“Having unified contracts between the parties not only avoids the misunderstanding and misinterpretation of articles that could previously have occurred, it also guarantees the rights of all the stakeholders involved,” said Bin Mejren.” This important new document contributes to the enhancement of the competitiveness of the real estate market in Dubai and moves it to a new phase of leadership and excellence by establishing the principles of transparency and professional standards. It will be of great value in assisting us to keep pace with the real estate boom currently taking place in Dubai and will promote confidence in the market generally,” he added.

Thursday, 29 May 2014 00:00

The two prominent cities of UAE, Dubai and Abu Dhabi have got the top honours in the Middle East in terms of the most upcoming and competitive cities, according to a research by the Economist Intelligence Unit (EIU).

The research was initiated by Citi, the report, entitled Hot Spots, compiled the characteristics of 120 fast track cities worldwide. Thecomparison study was measuring competitive city’s ability in attractinginvestments, commercial inflow, employment opportunities and tourism.

Of all the identified Hot Spots , Dubai stood with a ranking of  40 and Abu Dhabi 41. New York with all its vibrancy was ranked as the most competitive city in the globe, with Singapore ranked 3 after city of London.

But when it was segregated by the geographical sections, the UAE has won first two positions among total of nine identified cities. Dubai won the top honors with 55.9 points, followed by Abu Dhabi at 55.8 points, and the upcoming city of Doha as second runner up with 52.9.

Dubai, Santiago and Singapore were identified to be exemplary cities for rest of the world that have made fruitful efforts in building the reputation of “the most opportunistic cities” that attract good amount of talent in all streams from varied parts of the globe.

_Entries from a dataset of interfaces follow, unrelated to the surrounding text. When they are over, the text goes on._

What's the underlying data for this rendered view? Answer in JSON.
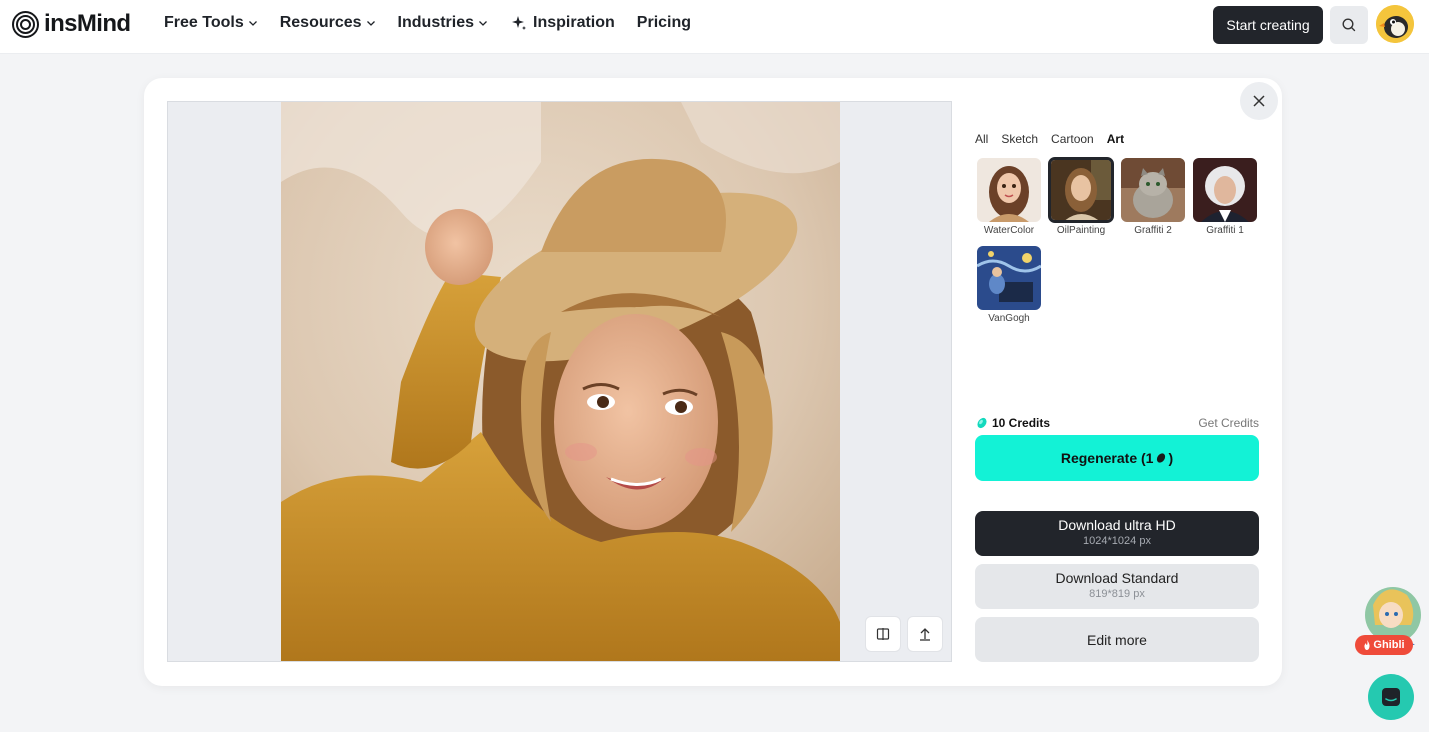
{
  "header": {
    "logo_text": "insMind",
    "nav": [
      {
        "label": "Free Tools",
        "has_dropdown": true
      },
      {
        "label": "Resources",
        "has_dropdown": true
      },
      {
        "label": "Industries",
        "has_dropdown": true
      },
      {
        "label": "Inspiration",
        "icon": "sparkle-icon"
      },
      {
        "label": "Pricing"
      }
    ],
    "start_label": "Start creating"
  },
  "categories": [
    "All",
    "Sketch",
    "Cartoon",
    "Art"
  ],
  "active_category": "Art",
  "styles": [
    {
      "label": "WaterColor"
    },
    {
      "label": "OilPainting",
      "selected": true
    },
    {
      "label": "Graffiti 2"
    },
    {
      "label": "Graffiti 1"
    },
    {
      "label": "VanGogh"
    }
  ],
  "credits": {
    "label": "10 Credits",
    "get": "Get Credits"
  },
  "regenerate": {
    "label": "Regenerate (1",
    "suffix": ")"
  },
  "download_hd": {
    "title": "Download ultra HD",
    "size": "1024*1024 px"
  },
  "download_std": {
    "title": "Download Standard",
    "size": "819*819 px"
  },
  "edit_more": "Edit more",
  "ghibli_badge": "Ghibli",
  "colors": {
    "accent": "#13f2d6",
    "dark": "#22252b",
    "chat": "#25c9b0",
    "badge": "#ef4b3a"
  }
}
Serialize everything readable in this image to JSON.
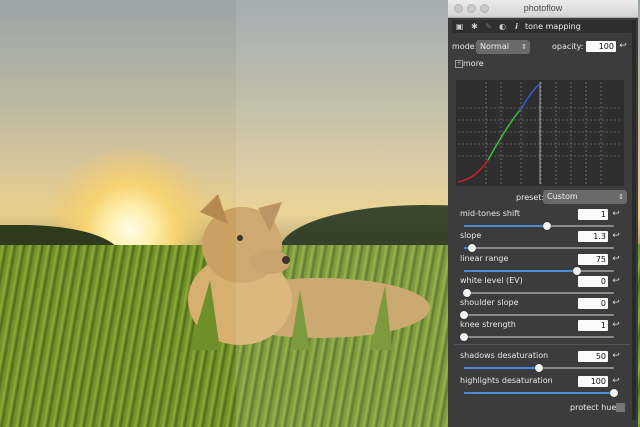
{
  "window": {
    "title": "photoflow"
  },
  "toolbar": {
    "module_name": "tone mapping",
    "info_icon": "i"
  },
  "mode": {
    "label": "mode:",
    "value": "Normal",
    "opacity_label": "opacity:",
    "opacity_value": "100"
  },
  "more_label": "more",
  "preset": {
    "label": "preset:",
    "value": "Custom"
  },
  "sliders": [
    {
      "label": "mid-tones shift",
      "value": "1",
      "fraction": 0.55
    },
    {
      "label": "slope",
      "value": "1.3",
      "fraction": 0.05
    },
    {
      "label": "linear range",
      "value": "75",
      "fraction": 0.75
    },
    {
      "label": "white level (EV)",
      "value": "0",
      "fraction": 0.02
    },
    {
      "label": "shoulder slope",
      "value": "0",
      "fraction": 0.0
    },
    {
      "label": "knee strength",
      "value": "1",
      "fraction": 0.0
    },
    {
      "label": "shadows desaturation",
      "value": "50",
      "fraction": 0.5
    },
    {
      "label": "highlights desaturation",
      "value": "100",
      "fraction": 1.0
    }
  ],
  "protect_hues": {
    "label": "protect hues",
    "checked": false
  },
  "colors": {
    "accent": "#4e8ad8",
    "curve_red": "#d4202a",
    "curve_green": "#3ec43e",
    "curve_blue": "#3d5bd8"
  }
}
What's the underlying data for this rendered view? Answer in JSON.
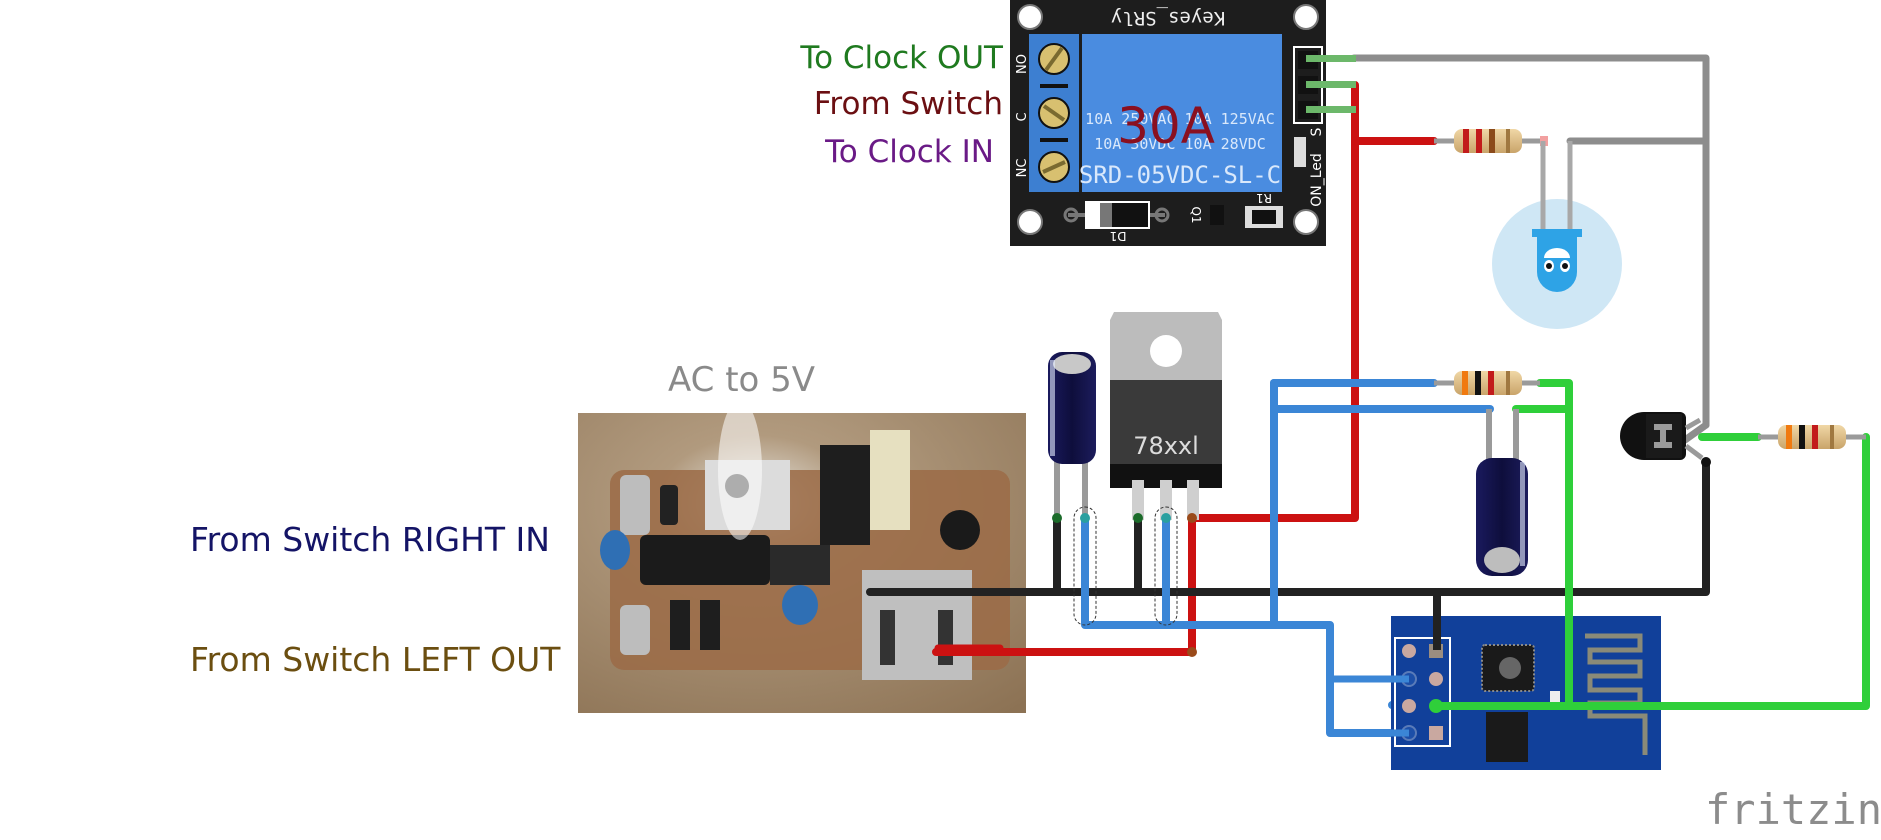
{
  "labels": {
    "relay_no": "To Clock OUT",
    "relay_c": "From Switch",
    "relay_nc": "To Clock IN",
    "psu_title": "AC to 5V",
    "psu_in": "From Switch RIGHT IN",
    "psu_out": "From Switch LEFT OUT",
    "watermark": "fritzing"
  },
  "label_colors": {
    "relay_no": "#1f7a1f",
    "relay_c": "#6b0f12",
    "relay_nc": "#6a1a86",
    "psu_title": "#8a8a8a",
    "psu_in": "#141466",
    "psu_out": "#6b4e10",
    "watermark": "#8c8c8c"
  },
  "relay": {
    "brand": "Keyes_SRly",
    "rating_overlay": "30A",
    "spec_line1": "10A 250VAC 10A 125VAC",
    "spec_line2": "10A 30VDC 10A 28VDC",
    "model": "SRD-05VDC-SL-C",
    "terminals": [
      "NO",
      "C",
      "NC"
    ],
    "side_label": "ON_Led",
    "pin_label": "S",
    "diode_label": "D1",
    "transistor_label": "Q1",
    "resistor_label": "R1"
  },
  "regulator": {
    "label": "78xxl"
  },
  "wire_colors": {
    "red": "#cc1111",
    "black": "#222222",
    "blue": "#3b86d6",
    "green": "#2fcf3a",
    "gray": "#8d8d8d"
  }
}
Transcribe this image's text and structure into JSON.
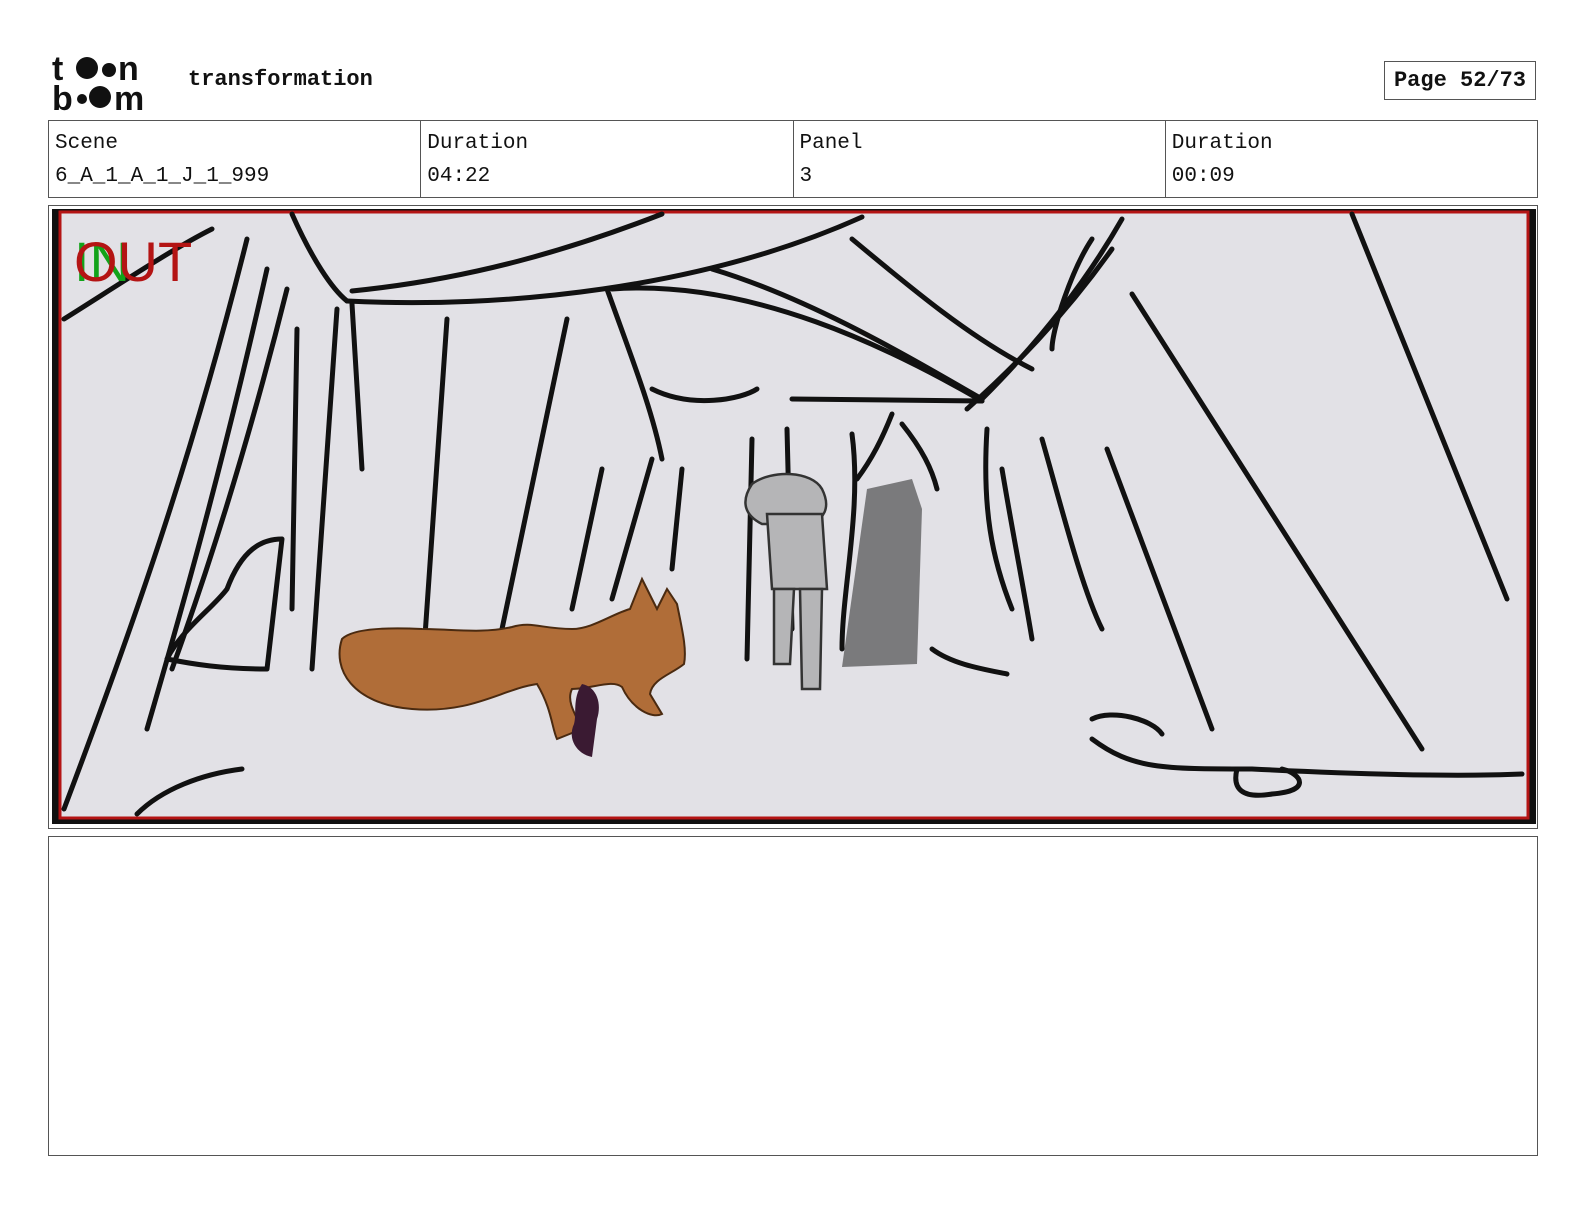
{
  "header": {
    "logo_text": "toon boom",
    "project_title": "transformation",
    "page_label": "Page 52/73"
  },
  "info": {
    "scene_label": "Scene",
    "scene_value": "6_A_1_A_1_J_1_999",
    "duration_label": "Duration",
    "duration_value": "04:22",
    "panel_label": "Panel",
    "panel_value": "3",
    "panel_duration_label": "Duration",
    "panel_duration_value": "00:09"
  },
  "panel": {
    "in_marker": "IN",
    "out_marker": "OUT",
    "description": ""
  },
  "notes": {
    "text": ""
  },
  "colors": {
    "frame_red": "#b41414",
    "in_green": "#12a31a",
    "canvas": "#e2e1e6",
    "fox": "#b06d38"
  }
}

‘When it comes to a comfort business zone and tax-less environment to attract workersDubai runs ahead of many other cities in the league, whereas Santiago is making successful plans to incentivizeloads of aspiring and existing entrepreneurs from around the world to establish their firms in the city, while Singaporewith all its fame and flamboyance is considered the foundation to Asia’s growth, with a elite living environment to support it,’ according to the report.

The report said there is a clear connection between the city competitiveness and existing physical capital. Which indicates that, the existent physical capital is a benchmarkfor being a competitive city, yet a meticulously designed and maintained infrastructure surelyadds up to the overall scores. Talking about Dubai and People Republic of these cities have shone to glory in a very little span of time, cities such as Dubai, Shanghai and Shenzhen have engraved their presence into the current standings with an incomparable identity to align their fast paced economic growth.’

Economic influx is definitely growing in many upcoming cities, andquite a few Asian cities are in the league of emerging as leaders in the near future, even thoughAmerican and European cities have an edge to be constant in the competition due to their historical presence when many of the other parts of the world were not even enlisted in the competition.

For the report, the EIU framed an index which is termed as ‘Global City Competitiveness Index’ that evaluates cities across eight distinct categories of competitiveness and 31 indicators specifically made to compile the overall ranking and individual City / Geographical leaders. These categories include economic strength, human capital, infrastructure effectiveness, financial maturity, global appeal, physical capital, social and cultural character and environment and natural hazards. Theoverall ranking of the city within the benchmark Index is merged score of the above specified categories.